Cultural authenticity is a big part of the new vision.
The Sto:lō Gift Shop is getting ready for grand re-opening celebrations on Friday, November 28 and Saturday, November 29.
They’ve renovated the shop on the Coqualeetza site, and added art work, clothing and designs from even more aboriginal artists and artisans.
“The gift shop’s new approach and development offers quality products and service in a warm traditional setting,” said Francine Douglas, cultural tourism and events coordinator for Sto:lo Tourism.
They’re stocked up with everything from greeting cards, beaded earrings, flip flops to cedar hats, carved masks and paintings. Some items cost $10, while others go right up into the hundreds or thousands.
“Authenticity is really important,” said Douglas. “For for too long our people have not capitalized on this to the degree they could have.
“We see others moving forward in this way, and have seen some take (aboriginal) designs or pieces that tell our story, and slap it on a cup to sell for profit.
“But part of what we want to do here is tell the real story of our culture, of our history, of our families, of our artists.
“In Sto:lo communities, our artists are not just making things that are pretty, they have an important role to play in passing down our teachings.”
One of the shop’s featured artists, Carrielynn Victor, is an example of someone who actively shares the teachings, said Douglas.

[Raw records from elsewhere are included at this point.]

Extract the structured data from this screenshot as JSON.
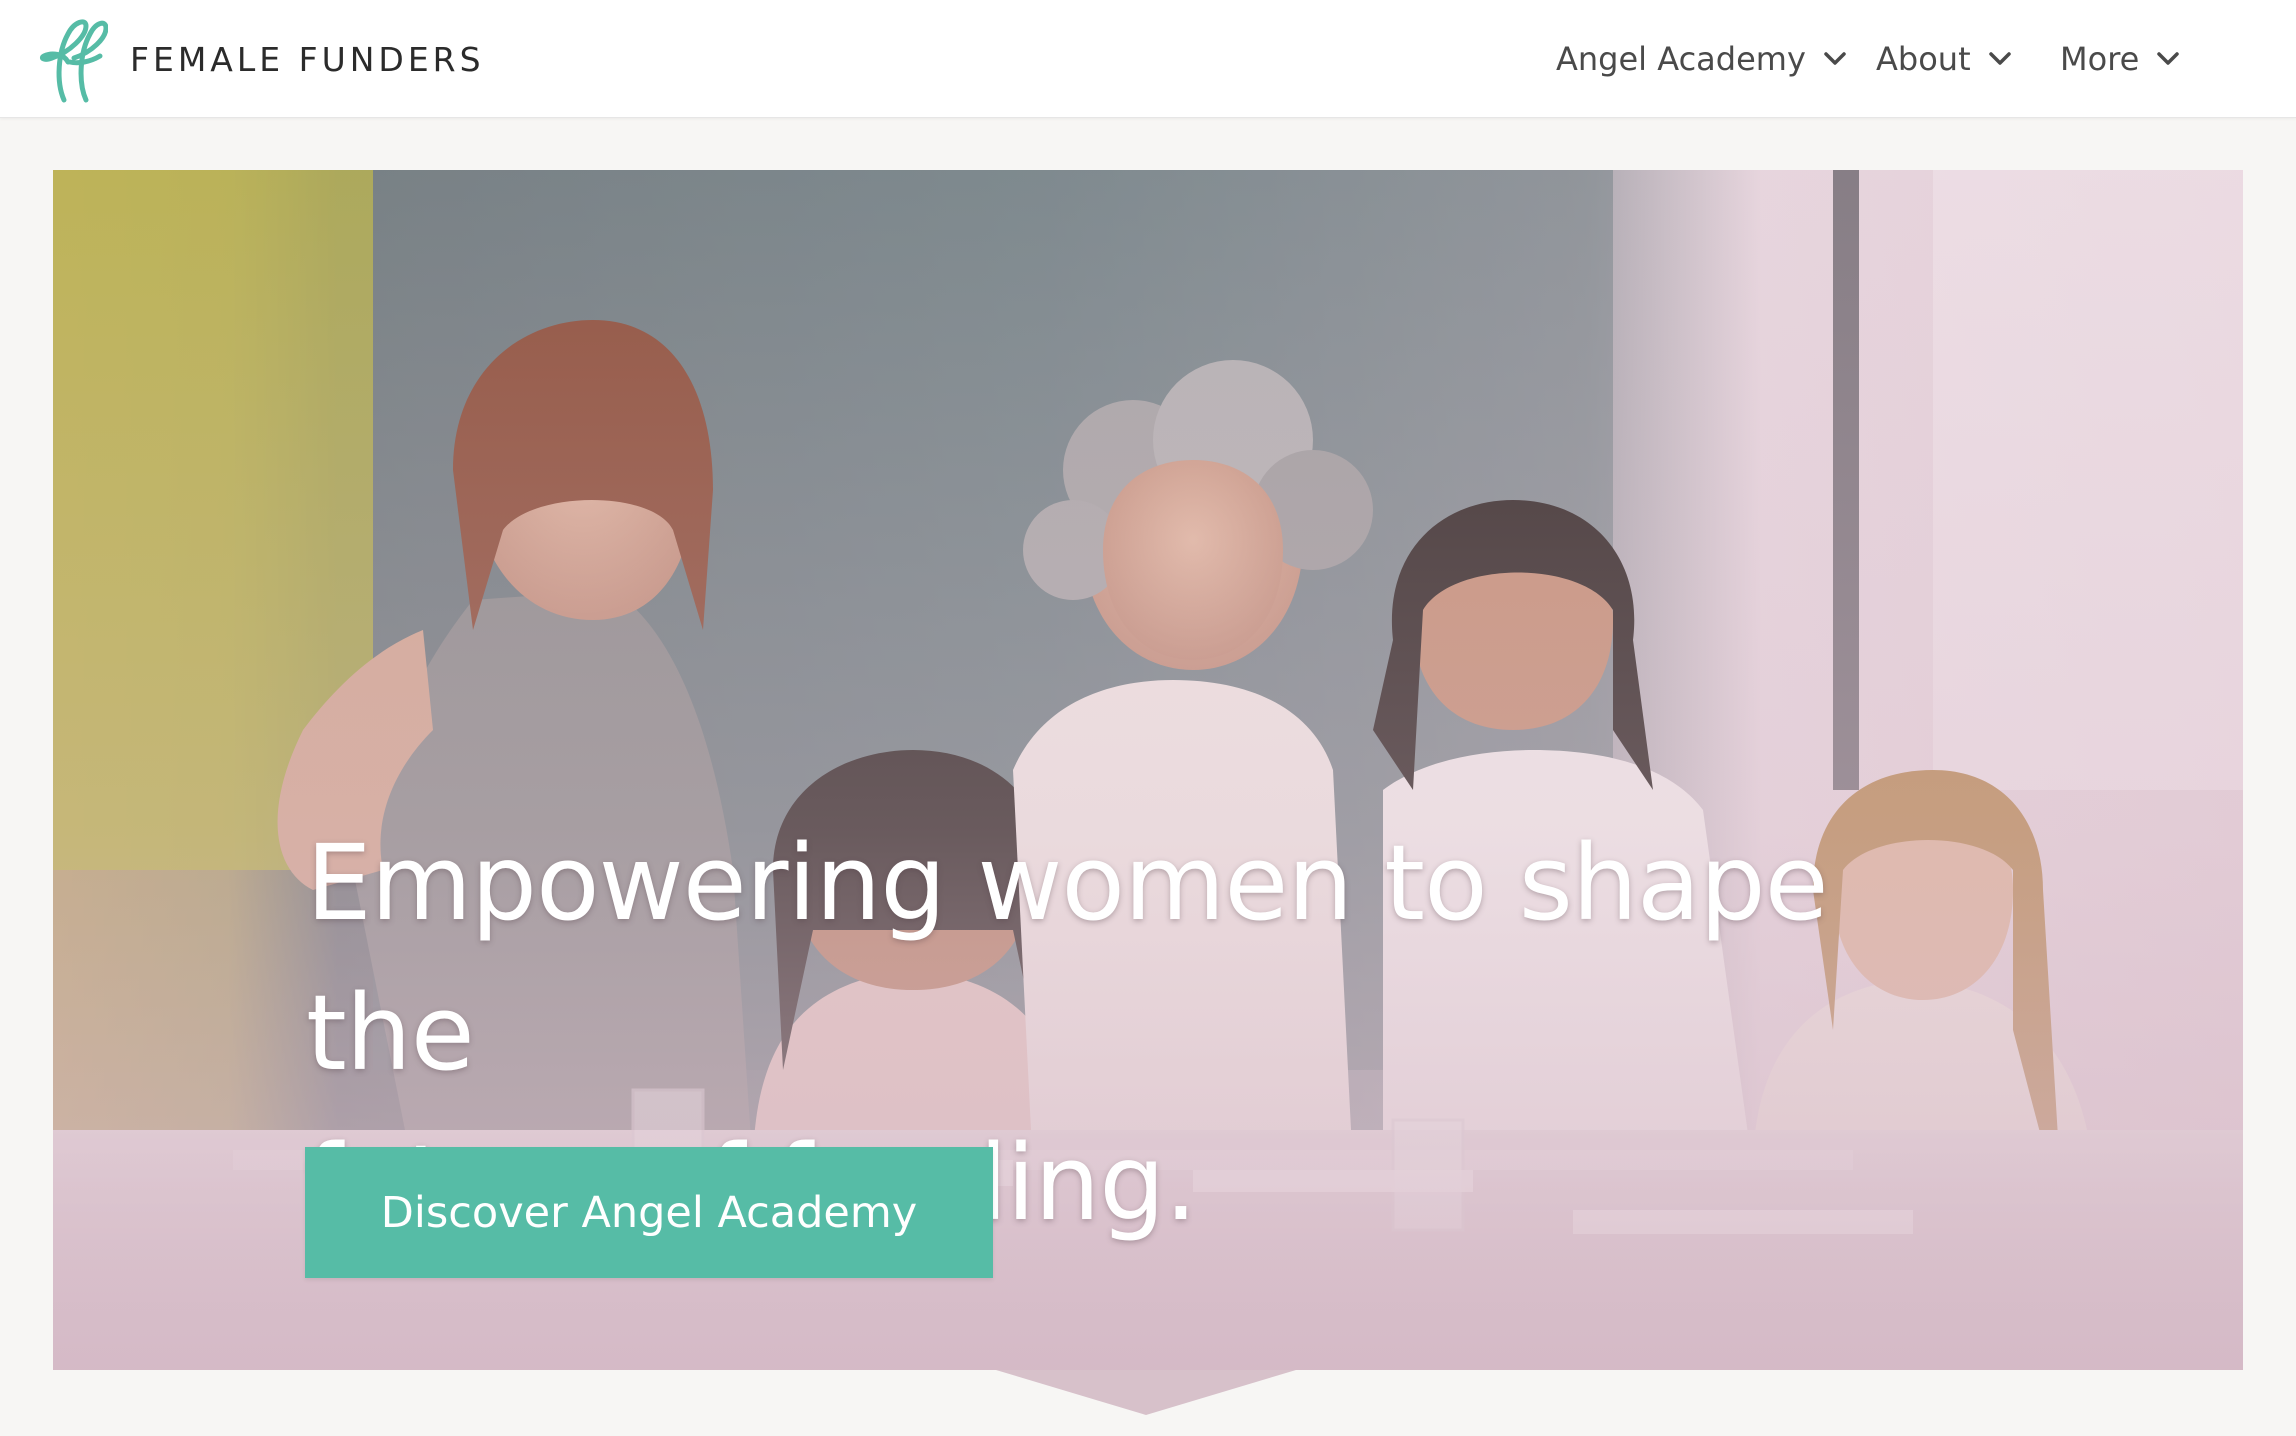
{
  "header": {
    "brand_name": "FEMALE FUNDERS",
    "logo_icon": "ff-script-logo-icon",
    "nav": [
      {
        "label": "Angel Academy",
        "icon": "chevron-down-icon"
      },
      {
        "label": "About",
        "icon": "chevron-down-icon"
      },
      {
        "label": "More",
        "icon": "chevron-down-icon"
      }
    ]
  },
  "hero": {
    "headline_line1": "Empowering women to shape the",
    "headline_line2": "future of funding.",
    "cta_label": "Discover Angel Academy"
  },
  "colors": {
    "brand_teal": "#56bca6",
    "hero_tint": "#d9c2cc",
    "text_dark": "#2b2b2b",
    "nav_text": "#4a4a4a",
    "page_bg": "#f7f6f4"
  }
}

“She’s actually out on the land, learning the culture and passing that information down for us,” she said.
Victor is a traditional plant practitioner, as well as a visual artist, writer, hip hop artist, with a strong interest in her roots.
She’ll be sharing a blend of traditional Sto:lo tea with visitors at the opening. It is Labrador tea, made from leaves she gathered herself.
“It’s a popular day to day tea because it’s so mild. We call it moqwem,” Victor said. “It’s becoming really hard to find in the Fraser Valley because it grows in bogs, and we’ve seen wetlands decrease.”
She’ll be adding some dried rosehips to the tea, which were grown outside the shop, for added vitamin C.
Some of her artwork is featured in the shop from a book on the Oregon Spotted Frog, called Shy frog, to Chickadee Sunset prints in brilliant orange, to her rainbow inspired T-shirt design of Chilliwack Mountain called Finding Violet.
The tea will be served at the grand opening celebrations, along with bannock, but will not be for sale.
The timing is also in time for the holidays, with one of a kind items going on the shelves from local Sto:lō artisans as well as gift products, books, housewares, blankets, ties, scarves and other images from aboriginal artists from around B.C. The two-day Grand Opening will include a Sto:lō traditional welcome and ribbon cutting ceremony at 2 p.m. on Friday, November 28, and then opportunities for visitors to experience Sto:lō culture, history and art.
On both days, the Sto:lō Gift Shop will feature cultural tours at 1 p.m., cedar bracelet making at 2:30 p.m., Sto:lō Film Screening at 3 p.m., Salish Weaving on a traditional loom at 4 p.m. and Bannock with jam and Traditional Sto:lō tea throughout the day. A fashion show with Lyn Kay Peters and Nikki LaRock is set for Friday November 28 at 7 p.m. as a part of the opening celebrations.
The building which houses the gift shop and interpretive centre was originally designed like a traditional long house, with slanted rooflines and cedar plank siding.
Guests can enter at the gift shop throughout the two days and a winner will be selected by random draw at closing on Saturday.
The Sto:lō Gift Shop will be open Thursdays through Saturdays from 10:00 a.m. to 5:30 p.m. during the Christmas season for unique cultural gifts. The shop is on the Sto:lo Nation site, at the back of the grounds, at 19-7201 Vedder Road.